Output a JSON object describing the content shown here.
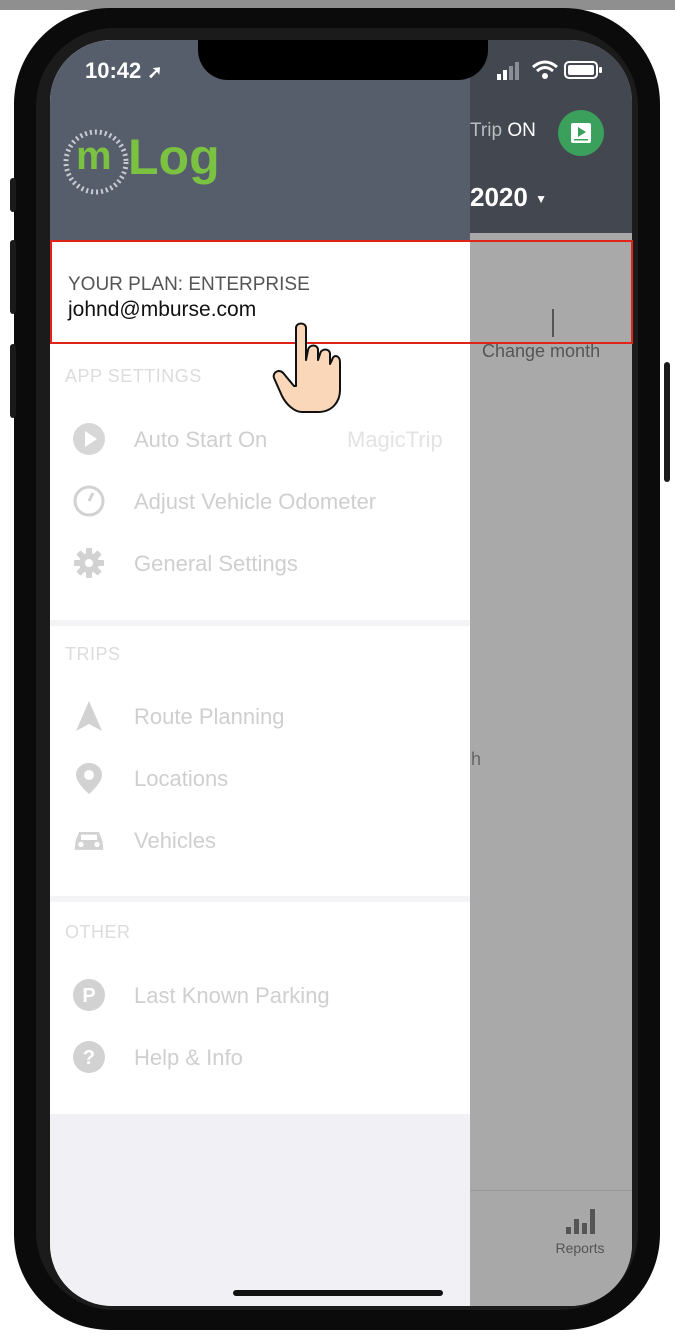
{
  "status_bar": {
    "time": "10:42"
  },
  "header": {
    "magic_trip_label": "Trip",
    "magic_trip_state": "ON",
    "year_label": "2020"
  },
  "content": {
    "change_month": "Change month",
    "partial_text": "h"
  },
  "tabbar": {
    "reports_label": "Reports"
  },
  "drawer": {
    "logo": {
      "m": "m",
      "log": "Log"
    },
    "plan_label": "YOUR PLAN: ENTERPRISE",
    "email": "johnd@mburse.com",
    "sections": [
      {
        "title": "APP SETTINGS",
        "items": [
          {
            "label": "Auto Start On",
            "extra": "MagicTrip",
            "icon": "play-icon"
          },
          {
            "label": "Adjust Vehicle Odometer",
            "icon": "odometer-icon"
          },
          {
            "label": "General Settings",
            "icon": "gear-icon"
          }
        ]
      },
      {
        "title": "TRIPS",
        "items": [
          {
            "label": "Route Planning",
            "icon": "navigation-arrow-icon"
          },
          {
            "label": "Locations",
            "icon": "location-pin-icon"
          },
          {
            "label": "Vehicles",
            "icon": "car-icon"
          }
        ]
      },
      {
        "title": "OTHER",
        "items": [
          {
            "label": "Last Known Parking",
            "icon": "parking-icon"
          },
          {
            "label": "Help & Info",
            "icon": "help-icon"
          }
        ]
      }
    ]
  },
  "colors": {
    "highlight": "#e0241a",
    "logo_green": "#7cc242",
    "header_bg": "#424750",
    "drawer_header_bg": "#565e6b",
    "video_icon_bg": "#3aa05c"
  }
}
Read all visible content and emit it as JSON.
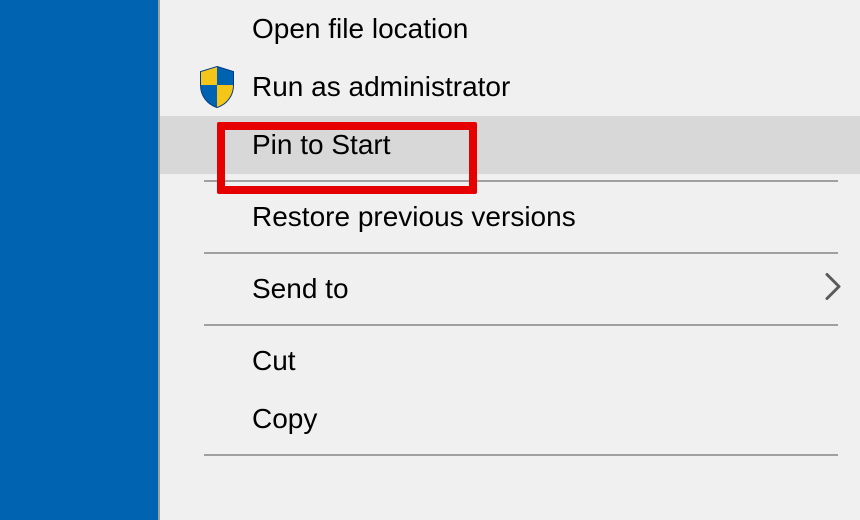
{
  "contextMenu": {
    "items": {
      "openFileLocation": {
        "label": "Open file location"
      },
      "runAsAdministrator": {
        "label": "Run as administrator",
        "icon": "shield-icon"
      },
      "pinToStart": {
        "label": "Pin to Start",
        "highlighted": true
      },
      "restorePreviousVersions": {
        "label": "Restore previous versions"
      },
      "sendTo": {
        "label": "Send to",
        "hasSubmenu": true
      },
      "cut": {
        "label": "Cut"
      },
      "copy": {
        "label": "Copy"
      }
    }
  }
}
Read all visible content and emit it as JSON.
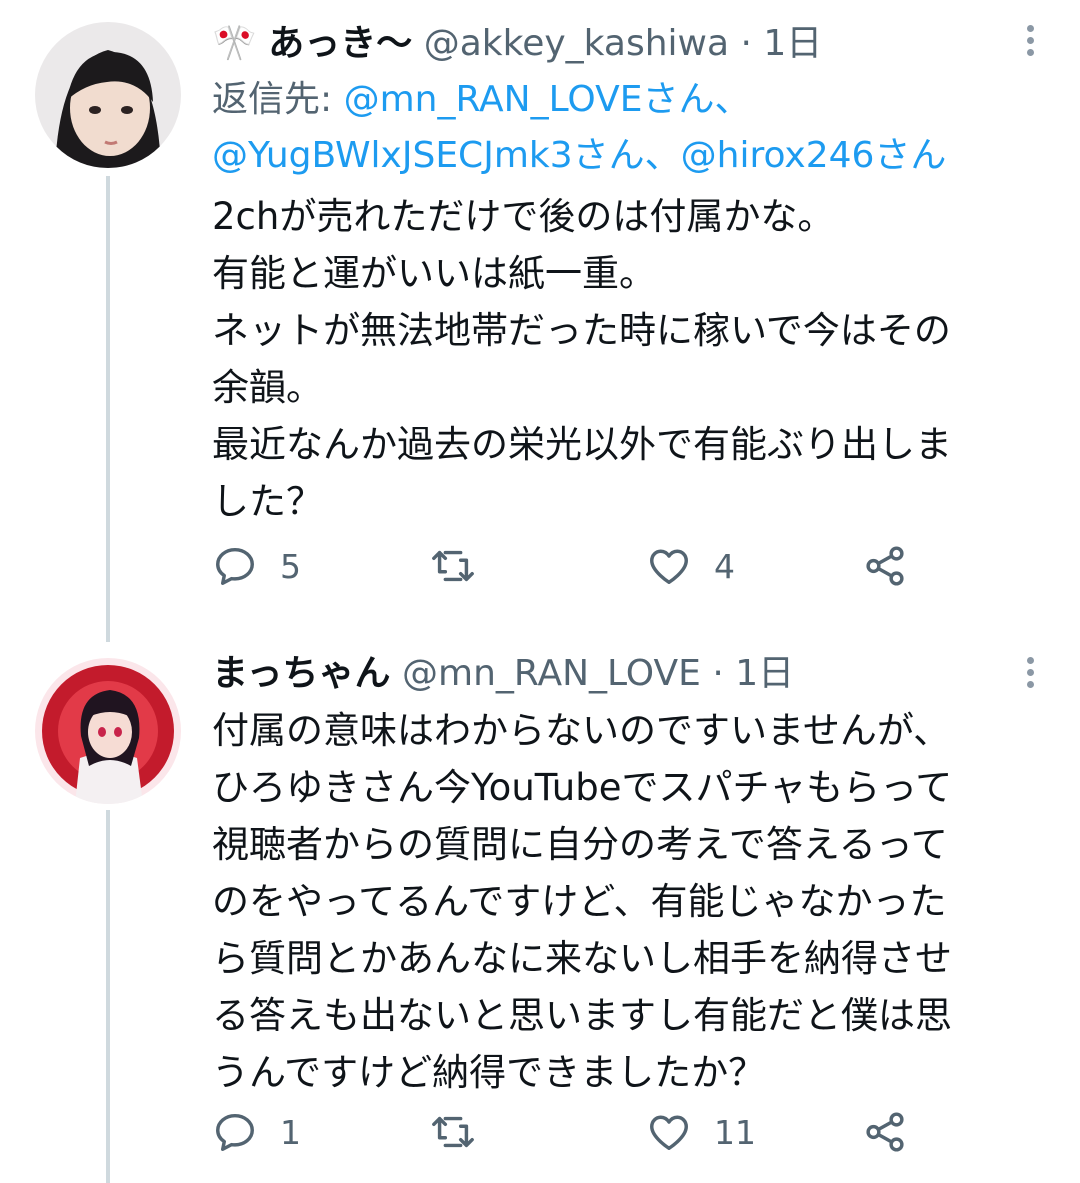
{
  "tweets": [
    {
      "flag": "🎌",
      "display_name": "あっき〜",
      "handle": "@akkey_kashiwa",
      "separator": "·",
      "time": "1日",
      "reply_to": {
        "prefix": "返信先:",
        "mention1": "@mn_RAN_LOVEさん、",
        "mention2": "@YugBWlxJSECJmk3さん、",
        "mention3": "@hirox246さん"
      },
      "text": "2chが売れただけで後のは付属かな。\n有能と運がいいは紙一重。\nネットが無法地帯だった時に稼いで今はその\n余韻。\n最近なんか過去の栄光以外で有能ぶり出しま\nした？",
      "reply_count": "5",
      "retweet_count": "",
      "like_count": "4"
    },
    {
      "display_name": "まっちゃん",
      "handle": "@mn_RAN_LOVE",
      "separator": "·",
      "time": "1日",
      "text": "付属の意味はわからないのですいませんが、\nひろゆきさん今YouTubeでスパチャもらって\n視聴者からの質問に自分の考えで答えるって\nのをやってるんですけど、有能じゃなかった\nら質問とかあんなに来ないし相手を納得させ\nる答えも出ないと思いますし有能だと僕は思\nうんですけど納得できましたか？",
      "reply_count": "1",
      "retweet_count": "",
      "like_count": "11"
    }
  ],
  "colors": {
    "text": "#0f1419",
    "secondary": "#536471",
    "link": "#1d9bf0",
    "thread_line": "#cfd9de"
  },
  "icons": [
    "reply-icon",
    "retweet-icon",
    "like-icon",
    "share-icon",
    "more-icon"
  ]
}
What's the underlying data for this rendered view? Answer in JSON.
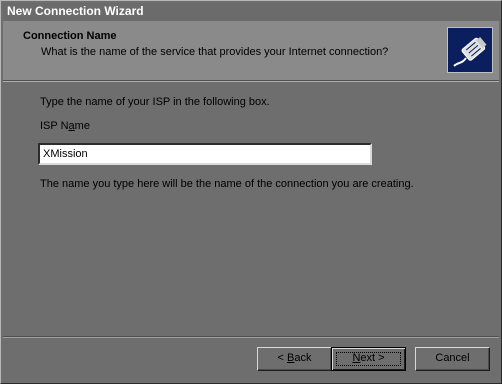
{
  "window": {
    "title": "New Connection Wizard"
  },
  "header": {
    "title": "Connection Name",
    "subtitle": "What is the name of the service that provides your Internet connection?",
    "icon": "cable-connector-icon"
  },
  "main": {
    "instruction": "Type the name of your ISP in the following box.",
    "isp_label_pre": "ISP N",
    "isp_label_accel": "a",
    "isp_label_post": "me",
    "isp_value": "XMission",
    "note": "The name you type here will be the name of the connection you are creating."
  },
  "buttons": {
    "back_prefix": "< ",
    "back_accel": "B",
    "back_rest": "ack",
    "next_accel": "N",
    "next_rest": "ext >",
    "cancel": "Cancel"
  }
}
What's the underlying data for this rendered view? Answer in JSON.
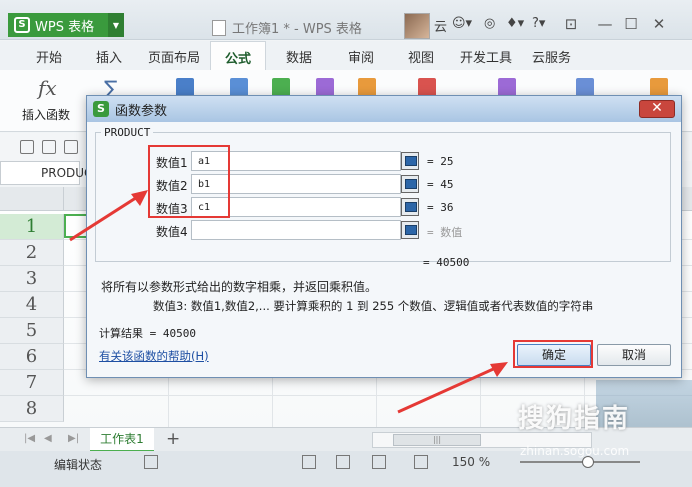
{
  "app": {
    "name": "WPS 表格",
    "window_title": "工作簿1 * - WPS 表格",
    "user_initial": "云"
  },
  "ribbon_tabs": [
    "开始",
    "插入",
    "页面布局",
    "公式",
    "数据",
    "审阅",
    "视图",
    "开发工具",
    "云服务"
  ],
  "active_tab": "公式",
  "ribbon": {
    "insert_function_label": "插入函数"
  },
  "name_box": "PRODUC",
  "rows": [
    "1",
    "2",
    "3",
    "4",
    "5",
    "6",
    "7",
    "8"
  ],
  "sheet_tab": "工作表1",
  "status": {
    "mode": "编辑状态",
    "zoom": "150 %"
  },
  "watermark": {
    "brand": "搜狗指南",
    "url": "zhinan.sogou.com"
  },
  "dialog": {
    "title": "函数参数",
    "function_name": "PRODUCT",
    "args": [
      {
        "label": "数值1",
        "value": "a1",
        "result": "= 25"
      },
      {
        "label": "数值2",
        "value": "b1",
        "result": "= 45"
      },
      {
        "label": "数值3",
        "value": "c1",
        "result": "= 36"
      },
      {
        "label": "数值4",
        "value": "",
        "result": "= 数值"
      }
    ],
    "total": "= 40500",
    "description": "将所有以参数形式给出的数字相乘，并返回乘积值。",
    "arg_description": "数值3:  数值1,数值2,... 要计算乘积的 1 到 255 个数值、逻辑值或者代表数值的字符串",
    "result_line": "计算结果 = 40500",
    "help_link": "有关该函数的帮助(H)",
    "ok": "确定",
    "cancel": "取消"
  },
  "colors": {
    "wps_green": "#3a9a3d",
    "highlight_red": "#e53935",
    "link_blue": "#1e4fa3"
  }
}
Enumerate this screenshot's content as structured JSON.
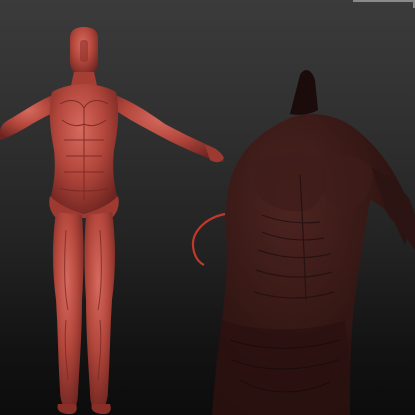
{
  "viewport": {
    "background_top": "#3b3b3b",
    "background_bottom": "#0c0c0c"
  },
  "model": {
    "front_figure": "anatomy-muscle-figure",
    "front_color": "#b3473c",
    "front_highlight": "#d9736a",
    "front_shadow": "#6e2420",
    "closeup_figure": "anatomy-muscle-closeup",
    "closeup_color": "#3a1a17",
    "closeup_highlight": "#5a2a25"
  },
  "brush_cursor_color": "#c0392b",
  "corner_marker_color": "#8a8a8a"
}
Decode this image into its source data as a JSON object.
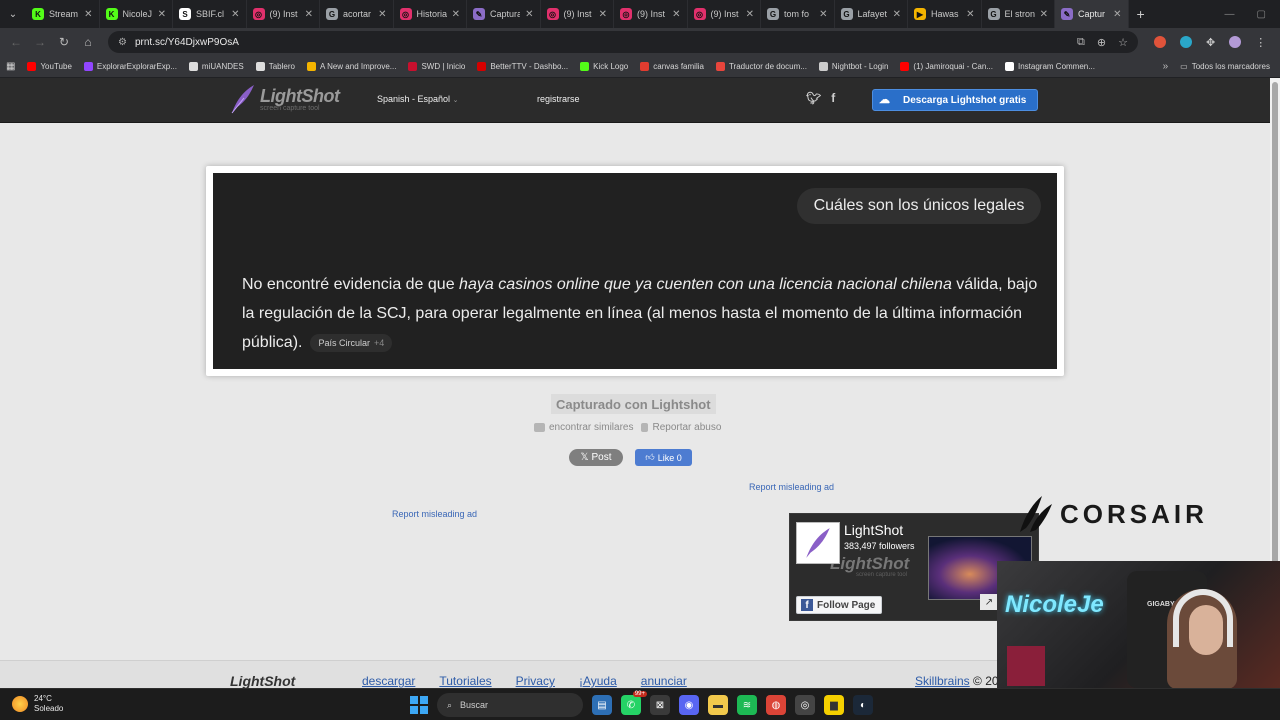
{
  "browser": {
    "tabs": [
      {
        "title": "Stream",
        "color": "#53fc18",
        "glyph": "K"
      },
      {
        "title": "NicoleJ",
        "color": "#53fc18",
        "glyph": "K"
      },
      {
        "title": "SBIF.cl",
        "color": "#ffffff",
        "glyph": "S"
      },
      {
        "title": "(9) Inst",
        "color": "#e1306c",
        "glyph": "◎"
      },
      {
        "title": "acortar",
        "color": "#9aa0a6",
        "glyph": "G"
      },
      {
        "title": "Historia",
        "color": "#e1306c",
        "glyph": "◎"
      },
      {
        "title": "Captura",
        "color": "#8b6cc7",
        "glyph": "✎"
      },
      {
        "title": "(9) Inst",
        "color": "#e1306c",
        "glyph": "◎"
      },
      {
        "title": "(9) Inst",
        "color": "#e1306c",
        "glyph": "◎"
      },
      {
        "title": "(9) Inst",
        "color": "#e1306c",
        "glyph": "◎"
      },
      {
        "title": "tom fo",
        "color": "#9aa0a6",
        "glyph": "G"
      },
      {
        "title": "Lafayet",
        "color": "#9aa0a6",
        "glyph": "G"
      },
      {
        "title": "Hawas",
        "color": "#f4b400",
        "glyph": "▶"
      },
      {
        "title": "El stron",
        "color": "#9aa0a6",
        "glyph": "G"
      },
      {
        "title": "Captur",
        "color": "#8b6cc7",
        "glyph": "✎"
      }
    ],
    "active_tab_index": 14,
    "url": "prnt.sc/Y64DjxwP9OsA",
    "bookmarks": [
      {
        "label": "YouTube",
        "color": "#ff0000"
      },
      {
        "label": "ExplorarExplorarExp...",
        "color": "#9146ff"
      },
      {
        "label": "miUANDES",
        "color": "#dddddd"
      },
      {
        "label": "Tablero",
        "color": "#dddddd"
      },
      {
        "label": "A New and Improve...",
        "color": "#f4b400"
      },
      {
        "label": "SWD | Inicio",
        "color": "#c8102e"
      },
      {
        "label": "BetterTTV - Dashbo...",
        "color": "#d50000"
      },
      {
        "label": "Kick Logo",
        "color": "#53fc18"
      },
      {
        "label": "canvas familia",
        "color": "#e13c2f"
      },
      {
        "label": "Traductor de docum...",
        "color": "#e8453c"
      },
      {
        "label": "Nightbot - Login",
        "color": "#cccccc"
      },
      {
        "label": "(1) Jamiroquai - Can...",
        "color": "#ff0000"
      },
      {
        "label": "Instagram Commen...",
        "color": "#ffffff"
      }
    ],
    "bookmarks_more": "»",
    "all_bookmarks": "Todos los marcadores"
  },
  "lightshot": {
    "logo_name": "LightShot",
    "logo_sub": "screen capture tool",
    "language": "Spanish - Español",
    "register": "registrarse",
    "download": "Descarga Lightshot gratis",
    "screenshot": {
      "question": "Cuáles son los únicos legales",
      "answer_plain_1": "No encontré evidencia de que ",
      "answer_italic": "haya casinos online que ya cuenten con una licencia nacional chilena",
      "answer_plain_2": " válida, bajo la regulación de la SCJ, para operar legalmente en línea (al menos hasta el momento de la última información pública).",
      "cite_label": "País Circular",
      "cite_more": "+4"
    },
    "captured": "Capturado con Lightshot",
    "find_similar": "encontrar similares",
    "report_abuse": "Reportar abuso",
    "post": "Post",
    "like": "Like 0",
    "report_ad_1": "Report misleading ad",
    "report_ad_2": "Report misleading ad",
    "fb": {
      "name": "LightShot",
      "followers": "383,497 followers",
      "bg_text": "LightShot",
      "bg_sub": "screen capture tool",
      "follow": "Follow Page"
    },
    "footer": {
      "logo": "LightShot",
      "links": [
        "descargar",
        "Tutoriales",
        "Privacy",
        "¡Ayuda",
        "anunciar"
      ],
      "company": "Skillbrains",
      "copyright": "© 20"
    }
  },
  "overlay": {
    "corsair": "CORSAIR",
    "neon": "NicoleJe",
    "chair_brand": "GIGABY"
  },
  "taskbar": {
    "temp": "24°C",
    "weather": "Soleado",
    "search": "Buscar",
    "badge": "99+"
  }
}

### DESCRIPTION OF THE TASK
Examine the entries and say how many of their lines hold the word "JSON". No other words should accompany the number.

### ANSWER AREA
7